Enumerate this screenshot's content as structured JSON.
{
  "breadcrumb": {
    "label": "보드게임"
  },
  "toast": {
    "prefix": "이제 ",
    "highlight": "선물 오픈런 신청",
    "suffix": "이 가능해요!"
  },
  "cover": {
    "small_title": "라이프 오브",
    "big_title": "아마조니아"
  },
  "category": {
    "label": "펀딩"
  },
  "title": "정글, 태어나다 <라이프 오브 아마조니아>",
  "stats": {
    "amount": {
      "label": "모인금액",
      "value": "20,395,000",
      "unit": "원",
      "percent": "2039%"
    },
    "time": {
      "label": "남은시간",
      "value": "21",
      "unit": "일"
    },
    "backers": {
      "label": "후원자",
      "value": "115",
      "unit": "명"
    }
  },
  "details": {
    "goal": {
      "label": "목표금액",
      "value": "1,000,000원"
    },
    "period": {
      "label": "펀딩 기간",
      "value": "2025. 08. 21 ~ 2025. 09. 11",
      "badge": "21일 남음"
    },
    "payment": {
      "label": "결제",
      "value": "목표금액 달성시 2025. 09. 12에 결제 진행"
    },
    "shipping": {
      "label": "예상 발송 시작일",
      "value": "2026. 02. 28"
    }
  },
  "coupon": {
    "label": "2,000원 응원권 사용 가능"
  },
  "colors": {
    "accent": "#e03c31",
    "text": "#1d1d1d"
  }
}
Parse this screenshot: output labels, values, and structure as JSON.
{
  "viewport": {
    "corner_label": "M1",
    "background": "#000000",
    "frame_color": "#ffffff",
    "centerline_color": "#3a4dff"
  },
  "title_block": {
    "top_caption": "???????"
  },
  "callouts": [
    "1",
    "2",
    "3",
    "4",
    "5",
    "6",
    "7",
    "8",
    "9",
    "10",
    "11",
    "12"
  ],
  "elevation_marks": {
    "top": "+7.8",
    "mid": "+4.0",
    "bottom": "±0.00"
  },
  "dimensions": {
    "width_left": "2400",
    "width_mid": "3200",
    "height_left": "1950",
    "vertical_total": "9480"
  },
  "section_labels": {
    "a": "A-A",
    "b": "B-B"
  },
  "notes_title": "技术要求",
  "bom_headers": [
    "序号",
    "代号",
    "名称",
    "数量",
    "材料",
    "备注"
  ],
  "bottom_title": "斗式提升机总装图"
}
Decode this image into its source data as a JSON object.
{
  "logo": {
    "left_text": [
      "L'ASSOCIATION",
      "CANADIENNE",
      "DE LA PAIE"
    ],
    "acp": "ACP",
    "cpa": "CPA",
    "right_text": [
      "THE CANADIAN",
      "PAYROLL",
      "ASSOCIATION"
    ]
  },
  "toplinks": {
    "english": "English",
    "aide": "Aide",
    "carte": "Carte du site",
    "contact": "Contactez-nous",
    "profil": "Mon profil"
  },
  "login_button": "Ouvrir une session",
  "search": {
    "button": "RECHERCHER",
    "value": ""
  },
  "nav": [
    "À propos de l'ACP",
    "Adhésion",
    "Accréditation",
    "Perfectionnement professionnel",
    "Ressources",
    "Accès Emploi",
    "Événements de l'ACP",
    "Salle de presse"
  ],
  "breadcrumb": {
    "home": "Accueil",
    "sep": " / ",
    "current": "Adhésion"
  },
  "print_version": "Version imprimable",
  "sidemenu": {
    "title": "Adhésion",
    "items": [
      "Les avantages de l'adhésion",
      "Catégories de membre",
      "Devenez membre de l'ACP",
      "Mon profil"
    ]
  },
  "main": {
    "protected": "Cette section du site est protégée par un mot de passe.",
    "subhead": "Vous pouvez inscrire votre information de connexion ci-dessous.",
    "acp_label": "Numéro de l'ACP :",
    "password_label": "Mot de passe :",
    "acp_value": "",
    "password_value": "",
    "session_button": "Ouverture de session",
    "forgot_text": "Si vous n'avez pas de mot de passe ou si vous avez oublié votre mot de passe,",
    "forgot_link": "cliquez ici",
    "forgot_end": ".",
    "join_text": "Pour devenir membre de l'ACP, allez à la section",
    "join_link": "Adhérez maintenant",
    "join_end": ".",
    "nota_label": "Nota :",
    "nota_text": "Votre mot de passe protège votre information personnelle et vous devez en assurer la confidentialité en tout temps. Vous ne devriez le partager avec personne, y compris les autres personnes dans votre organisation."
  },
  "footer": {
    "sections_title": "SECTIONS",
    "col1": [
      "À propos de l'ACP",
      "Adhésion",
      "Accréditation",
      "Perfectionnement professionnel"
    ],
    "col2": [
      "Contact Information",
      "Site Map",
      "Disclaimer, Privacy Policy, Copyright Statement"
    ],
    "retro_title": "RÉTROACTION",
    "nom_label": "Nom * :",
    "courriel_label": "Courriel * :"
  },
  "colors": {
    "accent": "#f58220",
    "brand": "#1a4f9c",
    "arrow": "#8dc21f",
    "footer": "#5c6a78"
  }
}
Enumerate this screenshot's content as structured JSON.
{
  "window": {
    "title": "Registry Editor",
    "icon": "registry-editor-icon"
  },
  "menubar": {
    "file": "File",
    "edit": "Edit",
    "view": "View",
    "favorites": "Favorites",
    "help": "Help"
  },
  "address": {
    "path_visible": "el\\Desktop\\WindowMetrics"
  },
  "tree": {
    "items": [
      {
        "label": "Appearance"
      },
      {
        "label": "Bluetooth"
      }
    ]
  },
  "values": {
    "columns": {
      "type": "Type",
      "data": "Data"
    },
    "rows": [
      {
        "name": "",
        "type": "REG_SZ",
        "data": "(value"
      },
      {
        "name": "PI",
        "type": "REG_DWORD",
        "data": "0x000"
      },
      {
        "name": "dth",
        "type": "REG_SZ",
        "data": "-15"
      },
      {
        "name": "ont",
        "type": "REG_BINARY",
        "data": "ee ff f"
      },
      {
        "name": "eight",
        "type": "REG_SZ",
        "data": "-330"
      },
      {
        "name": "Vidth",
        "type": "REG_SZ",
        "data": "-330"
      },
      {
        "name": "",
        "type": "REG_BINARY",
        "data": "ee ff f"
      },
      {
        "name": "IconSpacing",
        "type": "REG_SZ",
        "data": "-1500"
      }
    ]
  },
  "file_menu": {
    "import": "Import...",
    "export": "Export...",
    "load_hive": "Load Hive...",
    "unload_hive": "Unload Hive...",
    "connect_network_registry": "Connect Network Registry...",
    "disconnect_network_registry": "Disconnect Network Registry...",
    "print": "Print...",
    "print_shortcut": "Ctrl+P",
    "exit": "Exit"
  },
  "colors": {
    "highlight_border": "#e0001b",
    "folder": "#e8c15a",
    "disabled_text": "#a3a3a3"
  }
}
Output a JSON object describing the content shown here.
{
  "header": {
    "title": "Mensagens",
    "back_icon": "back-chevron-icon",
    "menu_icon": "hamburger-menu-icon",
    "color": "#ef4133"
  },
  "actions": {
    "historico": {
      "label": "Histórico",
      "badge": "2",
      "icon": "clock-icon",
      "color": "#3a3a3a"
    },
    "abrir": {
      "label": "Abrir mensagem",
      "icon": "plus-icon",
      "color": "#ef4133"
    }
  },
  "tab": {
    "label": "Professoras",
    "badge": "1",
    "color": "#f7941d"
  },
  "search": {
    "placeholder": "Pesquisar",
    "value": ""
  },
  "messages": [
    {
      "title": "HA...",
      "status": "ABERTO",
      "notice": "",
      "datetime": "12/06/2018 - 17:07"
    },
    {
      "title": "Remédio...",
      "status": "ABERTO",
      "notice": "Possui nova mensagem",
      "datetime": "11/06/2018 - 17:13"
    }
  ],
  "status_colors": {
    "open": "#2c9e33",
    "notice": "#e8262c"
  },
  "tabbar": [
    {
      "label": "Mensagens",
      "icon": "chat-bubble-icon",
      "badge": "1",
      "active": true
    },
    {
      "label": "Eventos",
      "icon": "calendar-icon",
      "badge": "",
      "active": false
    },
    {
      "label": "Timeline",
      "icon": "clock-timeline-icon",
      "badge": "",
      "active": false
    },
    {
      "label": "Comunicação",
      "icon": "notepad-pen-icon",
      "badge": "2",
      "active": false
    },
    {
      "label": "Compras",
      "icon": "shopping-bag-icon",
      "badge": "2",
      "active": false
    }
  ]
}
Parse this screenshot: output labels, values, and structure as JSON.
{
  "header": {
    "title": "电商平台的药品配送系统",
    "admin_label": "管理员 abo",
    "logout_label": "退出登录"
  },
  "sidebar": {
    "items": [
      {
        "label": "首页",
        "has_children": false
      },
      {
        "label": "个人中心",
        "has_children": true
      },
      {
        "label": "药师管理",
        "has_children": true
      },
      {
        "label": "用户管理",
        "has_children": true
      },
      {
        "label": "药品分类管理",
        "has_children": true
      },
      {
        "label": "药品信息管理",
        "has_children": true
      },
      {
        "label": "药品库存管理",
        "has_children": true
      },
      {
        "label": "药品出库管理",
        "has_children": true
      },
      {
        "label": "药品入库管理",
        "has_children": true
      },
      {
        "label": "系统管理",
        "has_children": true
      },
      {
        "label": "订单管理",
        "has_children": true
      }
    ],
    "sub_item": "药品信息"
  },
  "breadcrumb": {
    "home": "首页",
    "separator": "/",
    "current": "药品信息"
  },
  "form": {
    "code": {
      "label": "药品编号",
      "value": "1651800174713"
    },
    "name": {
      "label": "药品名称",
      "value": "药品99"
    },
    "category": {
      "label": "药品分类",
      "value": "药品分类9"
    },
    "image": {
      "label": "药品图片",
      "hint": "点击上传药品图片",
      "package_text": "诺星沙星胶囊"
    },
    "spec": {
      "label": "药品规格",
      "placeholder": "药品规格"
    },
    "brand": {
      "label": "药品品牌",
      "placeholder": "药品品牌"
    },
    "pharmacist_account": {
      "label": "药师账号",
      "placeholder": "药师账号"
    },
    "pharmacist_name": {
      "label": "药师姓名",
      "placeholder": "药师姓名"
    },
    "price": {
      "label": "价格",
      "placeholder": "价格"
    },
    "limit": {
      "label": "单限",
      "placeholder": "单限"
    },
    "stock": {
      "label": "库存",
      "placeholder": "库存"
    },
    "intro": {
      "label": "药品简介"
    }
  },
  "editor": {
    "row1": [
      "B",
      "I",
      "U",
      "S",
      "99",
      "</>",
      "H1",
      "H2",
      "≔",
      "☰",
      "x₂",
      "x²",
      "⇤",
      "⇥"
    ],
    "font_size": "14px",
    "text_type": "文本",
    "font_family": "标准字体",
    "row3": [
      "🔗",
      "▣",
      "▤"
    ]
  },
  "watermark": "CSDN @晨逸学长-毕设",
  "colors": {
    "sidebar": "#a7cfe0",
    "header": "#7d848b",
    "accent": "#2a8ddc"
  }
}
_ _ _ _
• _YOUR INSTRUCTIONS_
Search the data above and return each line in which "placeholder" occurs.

• _RESPONSE BOX_
    "placeholder": "Pesquisar",
      "placeholder": "药品规格"
      "placeholder": "药品品牌"
      "placeholder": "药师账号"
      "placeholder": "药师姓名"
      "placeholder": "价格"
      "placeholder": "单限"
      "placeholder": "库存"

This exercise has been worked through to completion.